Produce a copy of every line in the records that holds the string "中国银行".

Segment Start: Input

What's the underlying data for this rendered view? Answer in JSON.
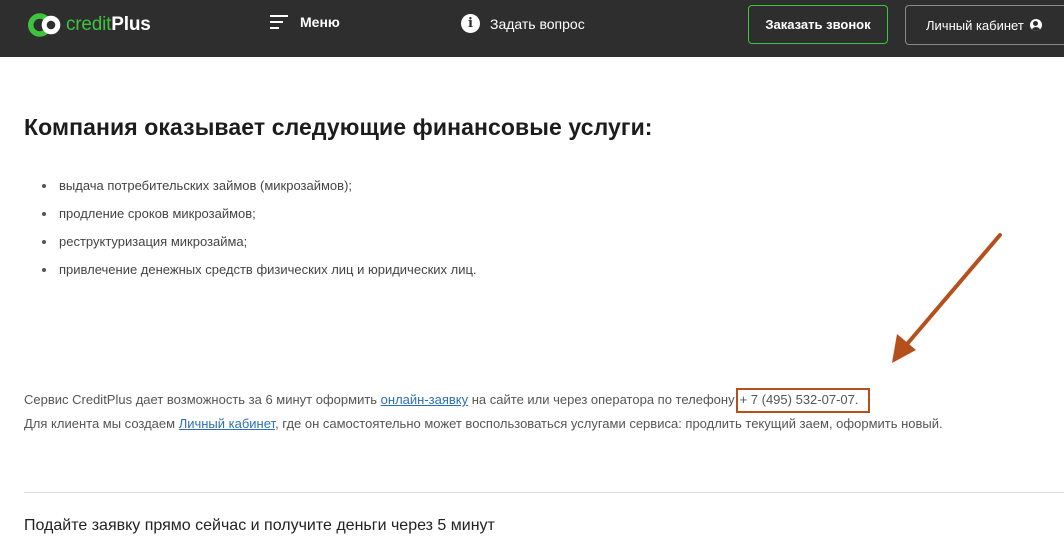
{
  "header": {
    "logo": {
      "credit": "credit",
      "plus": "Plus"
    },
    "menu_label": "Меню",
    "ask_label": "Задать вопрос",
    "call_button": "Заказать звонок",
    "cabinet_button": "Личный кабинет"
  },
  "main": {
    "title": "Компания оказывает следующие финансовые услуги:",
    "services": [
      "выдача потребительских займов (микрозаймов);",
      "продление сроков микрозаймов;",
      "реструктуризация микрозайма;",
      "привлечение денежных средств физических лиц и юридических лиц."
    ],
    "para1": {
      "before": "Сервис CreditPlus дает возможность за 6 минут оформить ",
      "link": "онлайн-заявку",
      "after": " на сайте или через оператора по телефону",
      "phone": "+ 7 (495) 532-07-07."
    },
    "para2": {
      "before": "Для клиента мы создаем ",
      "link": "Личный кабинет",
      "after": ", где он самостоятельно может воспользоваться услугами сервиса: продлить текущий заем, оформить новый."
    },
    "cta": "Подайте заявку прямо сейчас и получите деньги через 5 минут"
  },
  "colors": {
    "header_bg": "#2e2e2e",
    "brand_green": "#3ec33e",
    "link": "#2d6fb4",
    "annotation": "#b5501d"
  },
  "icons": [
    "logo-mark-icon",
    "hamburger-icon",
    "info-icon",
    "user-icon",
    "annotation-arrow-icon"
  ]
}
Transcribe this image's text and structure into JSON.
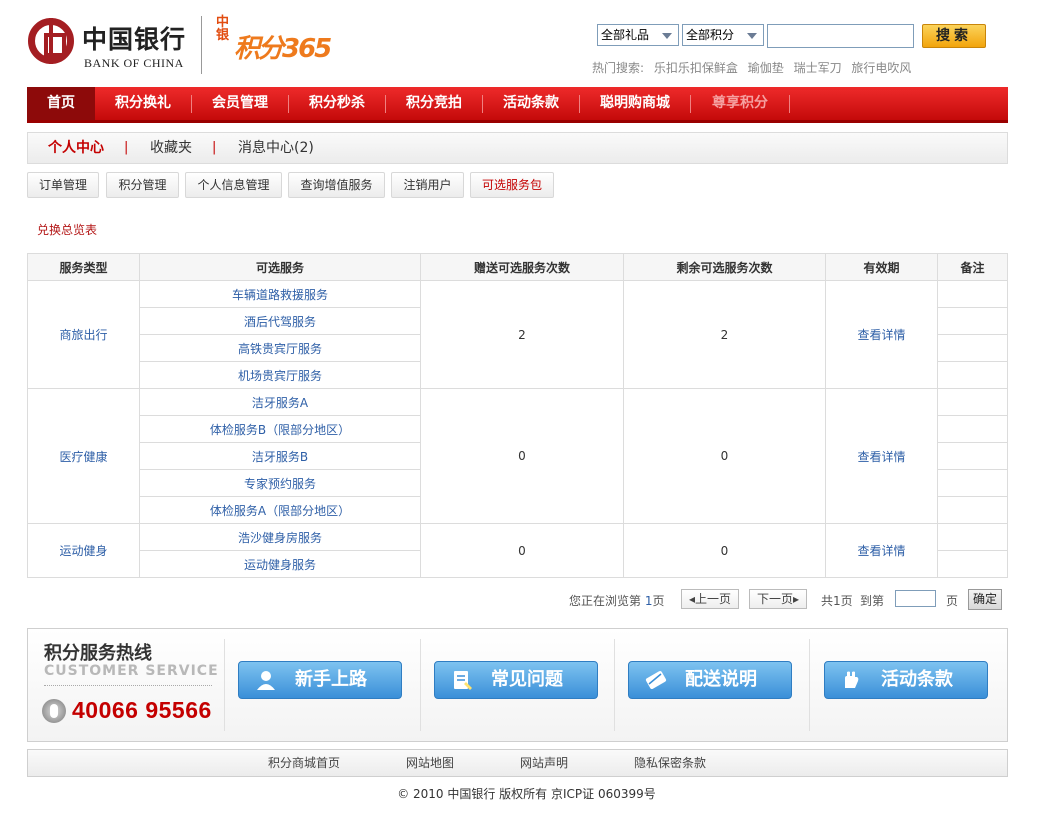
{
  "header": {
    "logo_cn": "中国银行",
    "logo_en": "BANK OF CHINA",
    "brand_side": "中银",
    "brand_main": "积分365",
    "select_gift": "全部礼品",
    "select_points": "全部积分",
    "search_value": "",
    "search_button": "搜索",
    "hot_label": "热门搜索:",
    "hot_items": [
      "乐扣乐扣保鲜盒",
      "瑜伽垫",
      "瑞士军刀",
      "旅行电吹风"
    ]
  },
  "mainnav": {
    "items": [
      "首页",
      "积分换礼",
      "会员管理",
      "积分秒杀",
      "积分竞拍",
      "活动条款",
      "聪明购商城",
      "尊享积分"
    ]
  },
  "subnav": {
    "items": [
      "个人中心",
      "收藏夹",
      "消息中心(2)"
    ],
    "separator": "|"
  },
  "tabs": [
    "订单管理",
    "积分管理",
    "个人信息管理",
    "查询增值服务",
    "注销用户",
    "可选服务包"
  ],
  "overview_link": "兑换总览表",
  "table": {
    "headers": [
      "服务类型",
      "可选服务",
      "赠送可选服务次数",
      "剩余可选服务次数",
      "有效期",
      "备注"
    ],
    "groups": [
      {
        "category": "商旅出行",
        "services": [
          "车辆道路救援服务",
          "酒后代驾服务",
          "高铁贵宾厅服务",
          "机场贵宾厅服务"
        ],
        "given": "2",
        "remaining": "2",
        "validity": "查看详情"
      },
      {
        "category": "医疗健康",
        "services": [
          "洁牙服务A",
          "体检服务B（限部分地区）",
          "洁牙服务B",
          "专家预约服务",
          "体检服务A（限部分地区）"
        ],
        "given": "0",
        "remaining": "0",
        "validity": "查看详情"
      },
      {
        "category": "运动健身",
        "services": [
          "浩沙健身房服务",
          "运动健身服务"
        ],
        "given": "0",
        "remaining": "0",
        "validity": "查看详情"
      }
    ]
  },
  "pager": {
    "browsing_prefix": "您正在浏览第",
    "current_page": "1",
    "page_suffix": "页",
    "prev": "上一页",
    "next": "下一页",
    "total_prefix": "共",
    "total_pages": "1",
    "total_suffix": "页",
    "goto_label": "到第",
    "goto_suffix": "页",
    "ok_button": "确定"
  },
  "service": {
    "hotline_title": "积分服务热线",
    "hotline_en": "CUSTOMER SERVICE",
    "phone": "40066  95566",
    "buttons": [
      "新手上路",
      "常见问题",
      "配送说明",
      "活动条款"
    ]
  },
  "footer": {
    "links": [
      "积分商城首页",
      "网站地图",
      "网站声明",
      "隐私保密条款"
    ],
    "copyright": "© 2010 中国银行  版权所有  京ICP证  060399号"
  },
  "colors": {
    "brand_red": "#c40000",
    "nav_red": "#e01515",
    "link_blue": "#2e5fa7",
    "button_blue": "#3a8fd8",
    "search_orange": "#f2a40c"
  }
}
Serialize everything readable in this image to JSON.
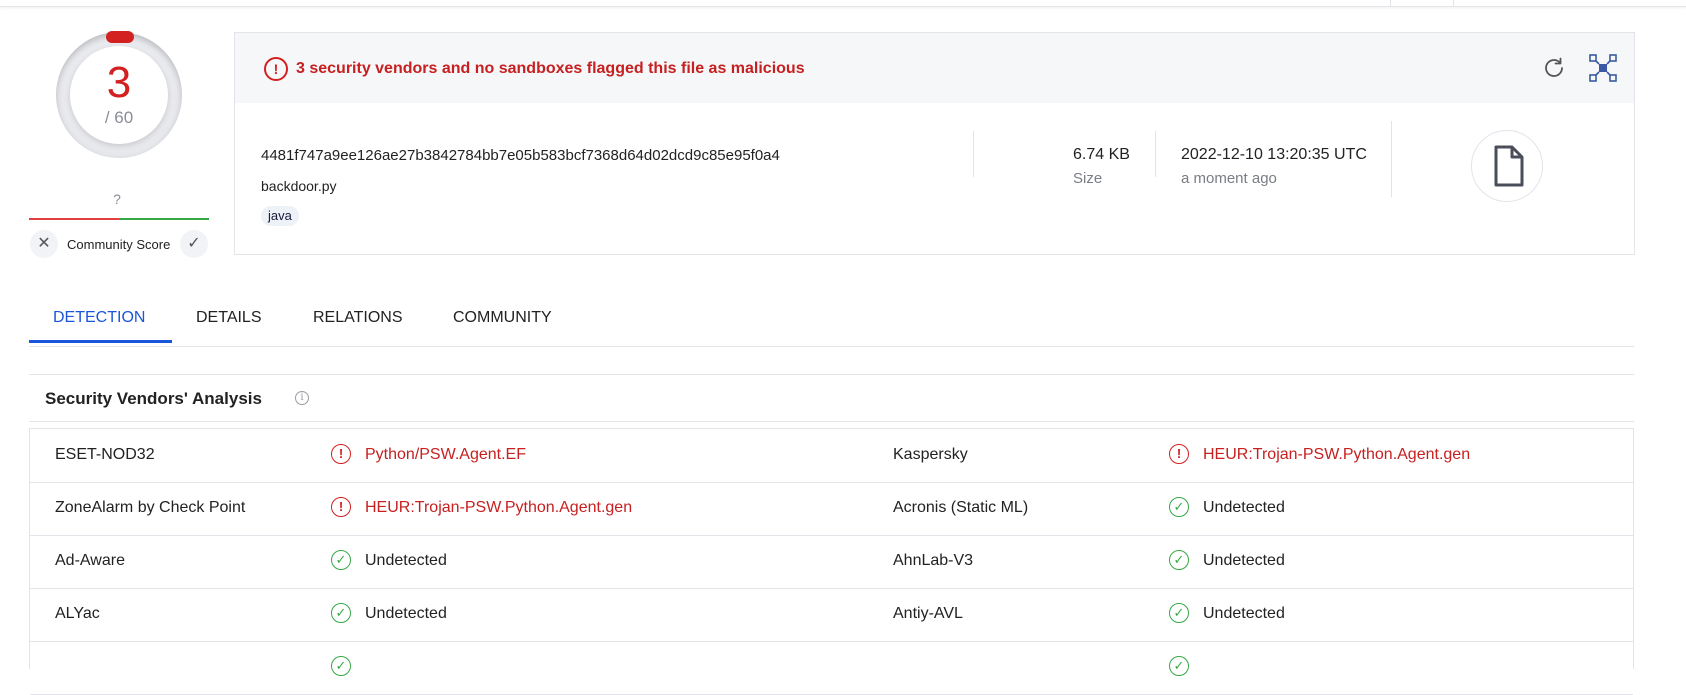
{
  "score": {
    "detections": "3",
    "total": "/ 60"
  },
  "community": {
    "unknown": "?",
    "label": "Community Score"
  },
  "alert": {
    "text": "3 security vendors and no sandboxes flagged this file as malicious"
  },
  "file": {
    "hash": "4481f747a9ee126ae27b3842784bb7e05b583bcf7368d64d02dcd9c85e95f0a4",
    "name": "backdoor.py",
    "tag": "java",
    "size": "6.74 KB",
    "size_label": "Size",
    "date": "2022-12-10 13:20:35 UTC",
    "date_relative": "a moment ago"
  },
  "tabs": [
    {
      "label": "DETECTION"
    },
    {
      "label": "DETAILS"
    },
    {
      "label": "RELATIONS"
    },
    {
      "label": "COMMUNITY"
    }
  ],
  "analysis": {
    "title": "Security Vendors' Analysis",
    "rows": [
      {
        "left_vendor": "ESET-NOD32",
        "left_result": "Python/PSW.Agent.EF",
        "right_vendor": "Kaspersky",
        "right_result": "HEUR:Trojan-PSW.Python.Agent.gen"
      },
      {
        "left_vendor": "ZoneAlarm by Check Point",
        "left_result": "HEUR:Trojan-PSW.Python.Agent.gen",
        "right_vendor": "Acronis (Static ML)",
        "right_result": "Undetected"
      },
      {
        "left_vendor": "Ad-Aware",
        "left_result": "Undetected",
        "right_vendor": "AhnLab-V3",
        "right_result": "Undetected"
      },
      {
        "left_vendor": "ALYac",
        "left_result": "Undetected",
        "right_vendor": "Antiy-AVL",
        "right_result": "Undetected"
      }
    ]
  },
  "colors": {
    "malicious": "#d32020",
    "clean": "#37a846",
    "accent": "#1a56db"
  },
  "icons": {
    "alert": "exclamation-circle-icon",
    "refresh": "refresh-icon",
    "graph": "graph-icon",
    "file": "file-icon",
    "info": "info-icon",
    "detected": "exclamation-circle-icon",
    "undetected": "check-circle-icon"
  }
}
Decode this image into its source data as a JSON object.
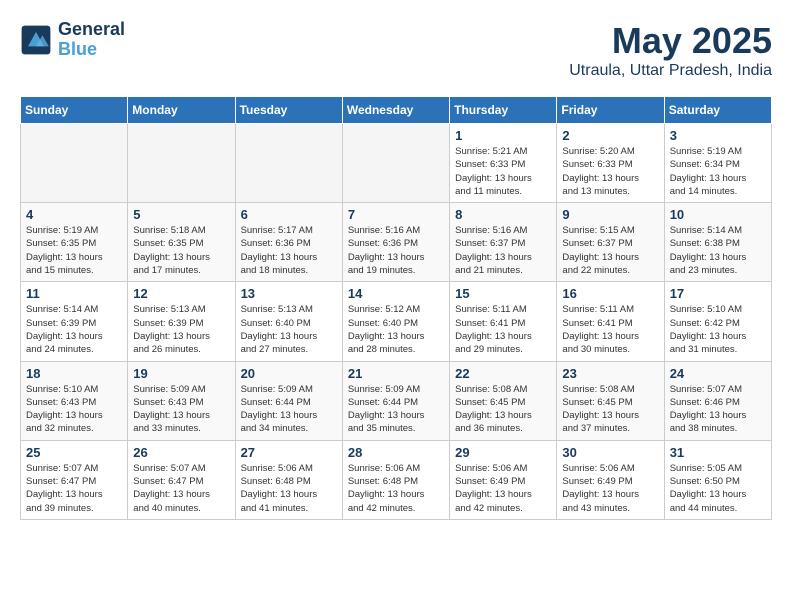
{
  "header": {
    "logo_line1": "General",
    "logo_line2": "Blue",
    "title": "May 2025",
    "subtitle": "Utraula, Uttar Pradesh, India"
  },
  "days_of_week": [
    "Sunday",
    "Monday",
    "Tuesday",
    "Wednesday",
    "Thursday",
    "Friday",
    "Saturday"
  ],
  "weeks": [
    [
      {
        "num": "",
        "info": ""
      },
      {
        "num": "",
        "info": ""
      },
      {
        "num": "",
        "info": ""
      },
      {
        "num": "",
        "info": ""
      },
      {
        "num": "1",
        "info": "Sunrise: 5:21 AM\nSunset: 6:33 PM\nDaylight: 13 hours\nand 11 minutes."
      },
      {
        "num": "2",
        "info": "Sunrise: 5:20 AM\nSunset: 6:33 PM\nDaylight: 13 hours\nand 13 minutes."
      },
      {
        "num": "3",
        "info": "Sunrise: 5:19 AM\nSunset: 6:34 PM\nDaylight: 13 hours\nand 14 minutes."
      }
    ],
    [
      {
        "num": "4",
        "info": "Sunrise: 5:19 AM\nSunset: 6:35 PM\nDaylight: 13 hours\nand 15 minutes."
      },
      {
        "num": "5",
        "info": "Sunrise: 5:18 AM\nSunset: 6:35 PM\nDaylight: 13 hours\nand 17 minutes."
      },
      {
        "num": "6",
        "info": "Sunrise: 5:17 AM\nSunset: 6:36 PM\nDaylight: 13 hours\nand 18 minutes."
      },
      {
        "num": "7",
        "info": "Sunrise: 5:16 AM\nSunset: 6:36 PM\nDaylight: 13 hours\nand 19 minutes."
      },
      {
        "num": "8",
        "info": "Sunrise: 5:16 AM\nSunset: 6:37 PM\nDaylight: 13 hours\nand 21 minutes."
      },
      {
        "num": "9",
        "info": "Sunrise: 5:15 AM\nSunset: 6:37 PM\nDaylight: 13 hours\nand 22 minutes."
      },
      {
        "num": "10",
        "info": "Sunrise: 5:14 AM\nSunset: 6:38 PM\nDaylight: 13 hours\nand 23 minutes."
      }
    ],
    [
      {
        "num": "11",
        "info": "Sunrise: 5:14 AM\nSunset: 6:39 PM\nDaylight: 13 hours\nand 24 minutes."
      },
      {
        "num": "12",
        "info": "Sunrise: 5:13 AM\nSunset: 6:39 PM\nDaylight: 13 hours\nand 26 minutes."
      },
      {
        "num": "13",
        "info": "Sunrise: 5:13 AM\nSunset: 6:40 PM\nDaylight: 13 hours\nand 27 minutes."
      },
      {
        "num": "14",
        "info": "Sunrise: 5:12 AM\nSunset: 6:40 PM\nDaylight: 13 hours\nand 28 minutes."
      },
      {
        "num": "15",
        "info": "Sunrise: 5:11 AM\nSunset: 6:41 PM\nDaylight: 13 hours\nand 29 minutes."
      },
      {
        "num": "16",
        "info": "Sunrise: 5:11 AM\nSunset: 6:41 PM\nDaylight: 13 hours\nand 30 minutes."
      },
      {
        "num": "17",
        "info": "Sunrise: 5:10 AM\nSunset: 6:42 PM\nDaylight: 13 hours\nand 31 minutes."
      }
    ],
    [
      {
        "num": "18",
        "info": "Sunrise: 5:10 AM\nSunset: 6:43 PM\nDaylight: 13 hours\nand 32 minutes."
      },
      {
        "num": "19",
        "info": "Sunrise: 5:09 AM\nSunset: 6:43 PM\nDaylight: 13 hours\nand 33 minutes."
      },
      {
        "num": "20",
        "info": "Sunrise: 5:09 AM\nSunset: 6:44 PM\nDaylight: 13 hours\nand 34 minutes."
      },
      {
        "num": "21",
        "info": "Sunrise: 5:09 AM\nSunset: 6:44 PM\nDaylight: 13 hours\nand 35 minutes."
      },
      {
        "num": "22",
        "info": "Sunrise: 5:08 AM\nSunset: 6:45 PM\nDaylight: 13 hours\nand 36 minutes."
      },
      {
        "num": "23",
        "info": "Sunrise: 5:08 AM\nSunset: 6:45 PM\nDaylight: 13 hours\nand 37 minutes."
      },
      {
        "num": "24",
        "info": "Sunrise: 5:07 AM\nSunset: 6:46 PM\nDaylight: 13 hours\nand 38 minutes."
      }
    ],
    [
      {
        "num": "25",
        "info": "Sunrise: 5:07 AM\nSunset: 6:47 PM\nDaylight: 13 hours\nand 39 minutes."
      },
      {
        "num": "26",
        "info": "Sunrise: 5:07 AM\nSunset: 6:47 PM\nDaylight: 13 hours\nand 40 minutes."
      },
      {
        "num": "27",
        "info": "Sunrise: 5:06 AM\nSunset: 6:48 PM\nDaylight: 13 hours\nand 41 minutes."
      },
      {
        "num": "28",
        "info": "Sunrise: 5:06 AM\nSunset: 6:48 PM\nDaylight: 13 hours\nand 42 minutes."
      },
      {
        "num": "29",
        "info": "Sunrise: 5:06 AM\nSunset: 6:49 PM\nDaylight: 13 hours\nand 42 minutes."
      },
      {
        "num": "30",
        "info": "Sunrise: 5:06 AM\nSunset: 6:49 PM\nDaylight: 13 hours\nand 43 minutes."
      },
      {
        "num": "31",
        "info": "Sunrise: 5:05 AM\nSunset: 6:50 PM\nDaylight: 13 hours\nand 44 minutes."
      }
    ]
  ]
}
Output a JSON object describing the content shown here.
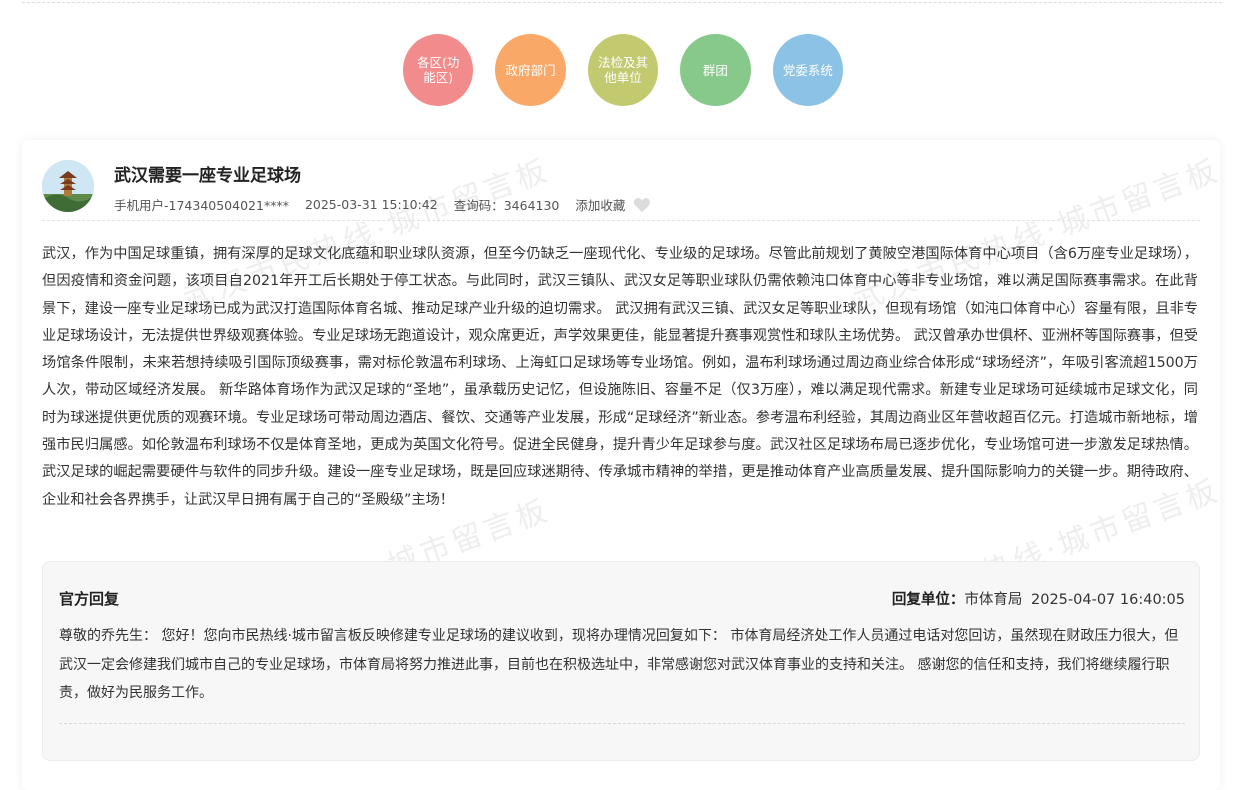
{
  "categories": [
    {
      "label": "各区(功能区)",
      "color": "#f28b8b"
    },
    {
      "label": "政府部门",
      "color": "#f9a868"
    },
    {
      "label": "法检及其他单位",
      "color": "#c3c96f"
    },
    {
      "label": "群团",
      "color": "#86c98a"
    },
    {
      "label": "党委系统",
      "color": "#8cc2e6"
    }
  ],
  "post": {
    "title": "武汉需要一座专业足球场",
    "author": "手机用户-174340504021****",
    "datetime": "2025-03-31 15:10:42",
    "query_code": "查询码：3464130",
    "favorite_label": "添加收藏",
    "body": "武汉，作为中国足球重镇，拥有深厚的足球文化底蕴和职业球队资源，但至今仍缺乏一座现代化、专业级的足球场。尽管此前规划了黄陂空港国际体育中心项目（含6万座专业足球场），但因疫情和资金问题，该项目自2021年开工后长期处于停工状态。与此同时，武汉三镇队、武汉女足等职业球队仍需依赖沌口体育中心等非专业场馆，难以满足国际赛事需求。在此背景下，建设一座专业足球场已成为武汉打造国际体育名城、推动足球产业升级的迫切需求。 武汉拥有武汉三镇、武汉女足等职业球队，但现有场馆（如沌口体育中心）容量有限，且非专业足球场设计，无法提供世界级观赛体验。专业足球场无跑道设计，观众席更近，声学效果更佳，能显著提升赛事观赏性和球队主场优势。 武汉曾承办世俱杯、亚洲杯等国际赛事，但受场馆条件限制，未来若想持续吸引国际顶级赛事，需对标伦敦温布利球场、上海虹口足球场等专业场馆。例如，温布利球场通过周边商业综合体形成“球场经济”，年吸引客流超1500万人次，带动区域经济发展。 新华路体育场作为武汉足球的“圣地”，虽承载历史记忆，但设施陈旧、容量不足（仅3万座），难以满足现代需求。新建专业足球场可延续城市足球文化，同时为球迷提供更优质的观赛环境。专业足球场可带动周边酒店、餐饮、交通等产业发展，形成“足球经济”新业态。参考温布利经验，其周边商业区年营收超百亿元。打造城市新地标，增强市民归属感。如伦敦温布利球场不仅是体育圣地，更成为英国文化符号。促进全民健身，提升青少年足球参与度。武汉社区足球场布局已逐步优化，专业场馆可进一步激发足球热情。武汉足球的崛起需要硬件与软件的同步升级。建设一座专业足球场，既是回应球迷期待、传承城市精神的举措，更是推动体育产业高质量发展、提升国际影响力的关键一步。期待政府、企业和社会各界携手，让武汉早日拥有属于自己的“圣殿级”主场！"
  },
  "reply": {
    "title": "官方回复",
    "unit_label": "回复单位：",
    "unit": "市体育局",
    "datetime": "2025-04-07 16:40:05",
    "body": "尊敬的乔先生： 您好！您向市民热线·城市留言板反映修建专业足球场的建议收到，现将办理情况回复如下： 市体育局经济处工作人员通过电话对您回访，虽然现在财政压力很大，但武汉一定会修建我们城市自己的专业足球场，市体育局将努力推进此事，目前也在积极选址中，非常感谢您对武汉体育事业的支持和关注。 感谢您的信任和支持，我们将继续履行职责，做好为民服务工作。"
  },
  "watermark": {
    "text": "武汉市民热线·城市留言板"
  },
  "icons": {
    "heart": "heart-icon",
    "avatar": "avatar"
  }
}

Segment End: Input

> [Response to the exercise]
    "logo_cn": "中国银行",
    "copyright": "© 2010 中国银行  版权所有  京ICP证  060399号"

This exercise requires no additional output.